Not as many people apply for essay prizes as you’d think.
Displaying leadership and teamwork
At medical school this is manifest as being President of your Surgical Society, or being involved with your Students Union. As a doctor, points are given for being a foundation year representative or being a Mess President. Being effective in positions of responsibility requires you to know how to manage your time, be able to communicate effectively, and to get results through the responsible and efficient delegating of tasks.
This doesn’t have to be medically based, for example, Lead of a charity.
Throughout your training as a clinician, you will not only be learning yourself but you will be teaching those less experienced. Thus, teaching skills and experience are viewed favorably.

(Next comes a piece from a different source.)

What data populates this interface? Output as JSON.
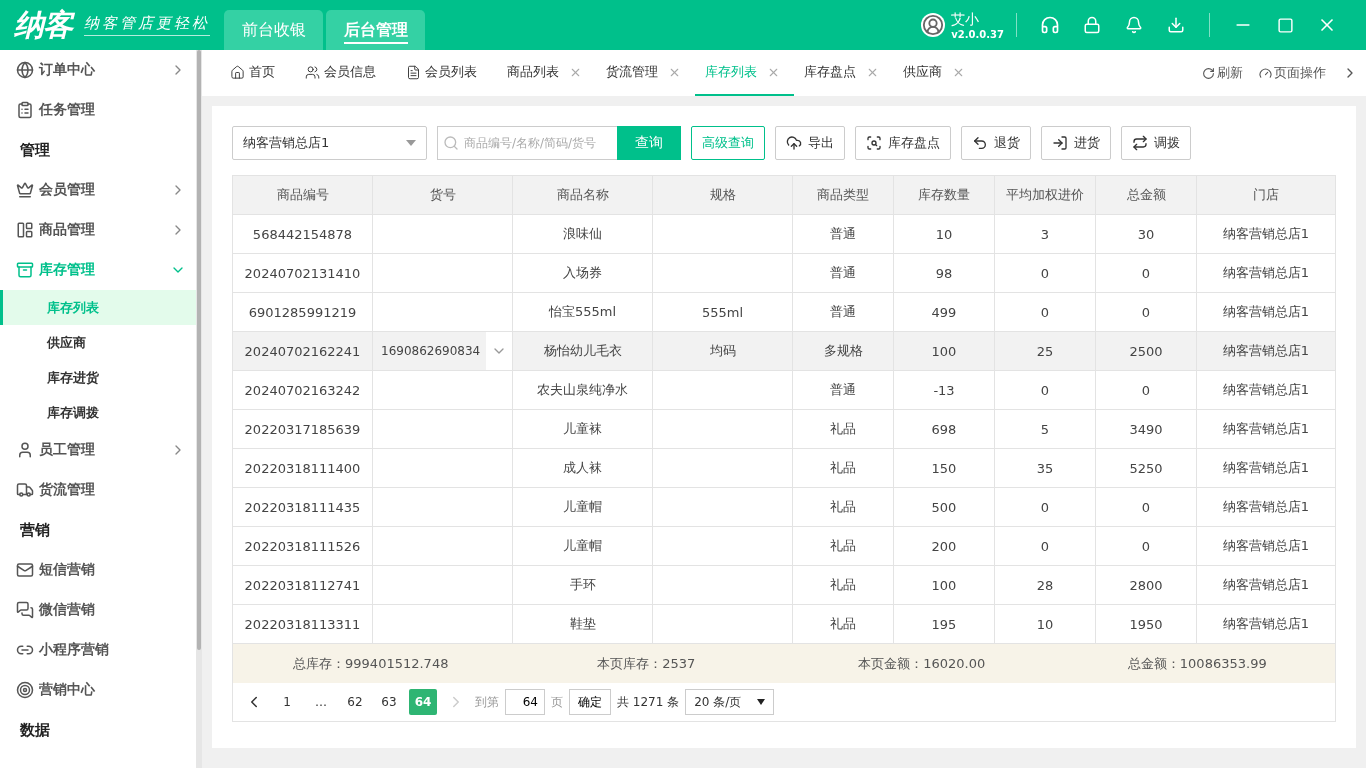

As a medical student, getting involved with peer tutoring of lower years is good experience. As a doctor, designing, organizing, and carrying out regular, regional teaching with feedback is much more impressive than ad-hoc teaching.
Ensure you keep feedback forms as evidence of your teaching and an attendee list.
Commitment to specialty
Clear examples of your commitment to that specialty need to be demonstrated. This can be in the form of electives, audits, student-selected modules, qualifications (eg, Membership to the Royal College of Surgeons MRCS), or membership of a society.
These can be started early in medical school, the longer the commitment, the more impressive it is.
To show commitment to specialty, it is beneficial to have done courses relevant to your field. Courses relevant to surgery include Basic Surgical Skills Course (BSS), Care of the Critically Ill Surgical Patient (CCrISP), Systematic Training in Acute Illness Recognition and Treatment for Surgery (START), Advanced Trauma Life Support (ATLS). Many of the medical specialities also hold careers days for students or trainees interested in a particular speciality, for example annual DermSchool for those interested in dermatology. These courses are often expensive and add up both in time and money. Therefore, take full use of any study budget and study leave allocated to you. Furthermore, be aware that fully certified courses are also run in less central locations and can be much cheaper if you are willing to travel.
Keep your certificates as proof of attendance and completion.
Keeping a record of which procedures you’ve seen and done shows your competency and commitment. As a student or doctor, be keen to observe and learn new skills, especially in your field of interest.
Keep a log book of what you’ve seen/done, with locations and dates
Nonmedical experience and qualifications
These can demonstrate that you are a well-rounded individual with a broad view of life, as well as an appreciation of what learning new concepts and types of knowledge can do for your efficiency. You should also demonstrate your personality and individuality by maintaining involvement with extracurricular activities that interest you (everyone wants to work with an interesting and charismatic person).
You’re more than just a doctor/medical student—show it!
Ultimately, doing your best to get shortlisted using the advice above will end up making you a better doctor. That is exactly why this forms the criteria for shortlisting—those who have been successful in these areas make well-rounded and efficient clinicians who are able to deal with a broad array of challenges, situations, and professional commitments.
Conflict of interest statement
The authors declare that they have no financial conflict of interest with regard to the content of this report.